Such a valuable commodity would not have been in the hands – much less the teeth – of anyone but the most accomplished artists of a community. The only possible explanation for its presence would be from mixing the particles into liquid pigment and inhaling them, or – more likely – from repeatedly putting the brush in one’s mouth to sharpen the tip. As Radini concludes, “this woman represents the earliest direct evidence of ultramarine pigment usage by a religious woman in Germany” and also should alter the way we imagine who produced these beautiful manuscripts.
Among Doctor Radini’s many astonishing revelations is her work on an analysis of the contents of ceramic vessels and human bones in a cemetery at Kukruse in Estonia.[ii] She demonstrated that there was a gender and to some extent an age-specific diet among the members of that community: older females and males ate more fish, while younger females fed on more herbivorous animals. The analyses of the skeletal remains corresponded to the material in vessels buried with them, suggesting that there was a symmetry of diet during life with the food prepared as grave gifts to the dead. As she puts it, “the pot as grave good was a personal belonging with direct individual connotations.” Even more interesting, perhaps, is her postulating that because the diets of men and older women were similar, that the latter might have occupied a more revered place in that community.

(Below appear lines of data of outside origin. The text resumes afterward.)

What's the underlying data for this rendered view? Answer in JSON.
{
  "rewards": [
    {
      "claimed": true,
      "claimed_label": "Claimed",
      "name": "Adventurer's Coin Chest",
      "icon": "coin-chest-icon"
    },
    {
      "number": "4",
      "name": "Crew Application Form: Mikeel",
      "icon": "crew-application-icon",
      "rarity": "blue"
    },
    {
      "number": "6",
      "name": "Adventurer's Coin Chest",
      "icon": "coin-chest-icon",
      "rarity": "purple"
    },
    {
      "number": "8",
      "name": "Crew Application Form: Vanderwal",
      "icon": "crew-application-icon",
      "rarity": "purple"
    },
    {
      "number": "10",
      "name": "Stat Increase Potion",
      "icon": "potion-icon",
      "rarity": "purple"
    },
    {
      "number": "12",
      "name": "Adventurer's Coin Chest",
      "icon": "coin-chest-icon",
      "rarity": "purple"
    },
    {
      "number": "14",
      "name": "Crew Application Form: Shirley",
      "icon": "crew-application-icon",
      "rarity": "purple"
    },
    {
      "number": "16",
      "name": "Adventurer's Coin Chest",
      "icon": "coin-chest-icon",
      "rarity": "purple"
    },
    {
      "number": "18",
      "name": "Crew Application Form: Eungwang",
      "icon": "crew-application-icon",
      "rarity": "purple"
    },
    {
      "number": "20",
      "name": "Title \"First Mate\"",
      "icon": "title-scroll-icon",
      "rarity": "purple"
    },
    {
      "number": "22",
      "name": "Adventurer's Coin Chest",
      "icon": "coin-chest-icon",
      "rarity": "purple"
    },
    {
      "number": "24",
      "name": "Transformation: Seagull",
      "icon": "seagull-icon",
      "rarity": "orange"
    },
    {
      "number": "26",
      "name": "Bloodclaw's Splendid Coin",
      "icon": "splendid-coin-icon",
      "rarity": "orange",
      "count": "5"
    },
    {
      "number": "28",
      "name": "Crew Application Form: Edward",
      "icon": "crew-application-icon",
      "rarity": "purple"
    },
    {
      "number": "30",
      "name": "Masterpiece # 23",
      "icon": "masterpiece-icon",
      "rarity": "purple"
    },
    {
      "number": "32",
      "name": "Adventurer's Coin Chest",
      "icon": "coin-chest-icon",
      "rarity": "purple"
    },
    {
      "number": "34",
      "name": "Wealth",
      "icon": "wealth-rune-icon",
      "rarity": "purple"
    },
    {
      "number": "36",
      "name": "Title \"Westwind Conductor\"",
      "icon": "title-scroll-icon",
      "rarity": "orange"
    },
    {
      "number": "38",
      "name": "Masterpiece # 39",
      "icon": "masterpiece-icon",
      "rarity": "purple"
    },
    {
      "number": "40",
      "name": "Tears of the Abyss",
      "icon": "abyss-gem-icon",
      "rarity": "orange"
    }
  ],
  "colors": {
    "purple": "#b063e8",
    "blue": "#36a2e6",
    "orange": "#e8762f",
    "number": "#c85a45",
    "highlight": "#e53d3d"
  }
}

[i] Radini A, Tromp M, Beacfh A. Medieval women’s early involvement in manuscript production suggested by lapis lazuli identification in dental calculus. Anthropology. Science Advances: 5:2019.
[ii] Oras E, Torv M, Jonuks T et al. Social food here and hereafter: Multiproxy analysis of gender-specific food consumption in conversion period inhumantion cemetery at Kukruse, NE-Estonia. Journal of Archeological Sconce 97 (90-101.2018.
Dr. Marianne Legato, Professor Emerita of Clinical Medicine at Columbia University is an internationally known academic physician, author, lecturer, and specialist in gender-specific medicine. She is founding member of the International Society for Gender Medicine and also the founder and director of The Partnership for Gender-Specific Medicine at Columbia University and its next iteration, The Foundation for Gender-Specific Medicine. These enterprises are the first collaborations between academic medicine and the private sector focused solely on gender-specific medicine: the science of how normal human biology differs between men and women and of how the diagnosis and treatment of disease differs as a function of gender and sex. Her ground breaking textbook on Gender-and Sex Specific Medicine has been published in 2017 in the 3rd edition.
She has published extensively on Gender and Sex Specific Medicine, both scientifically and for the lay public. She is also the founding editor of the journal Gender Medicine, and the Journal Gender and Genome, published for the scientific community. In 1992, Dr. Legato won the American Heart Association’s Blakeslee Award for the best book written for the lay public on cardiovascular disease. She is a practicing internist in New York City and has been listed each year in New York Magazine’s “Best Doctors” since the feature’s inception in 1993.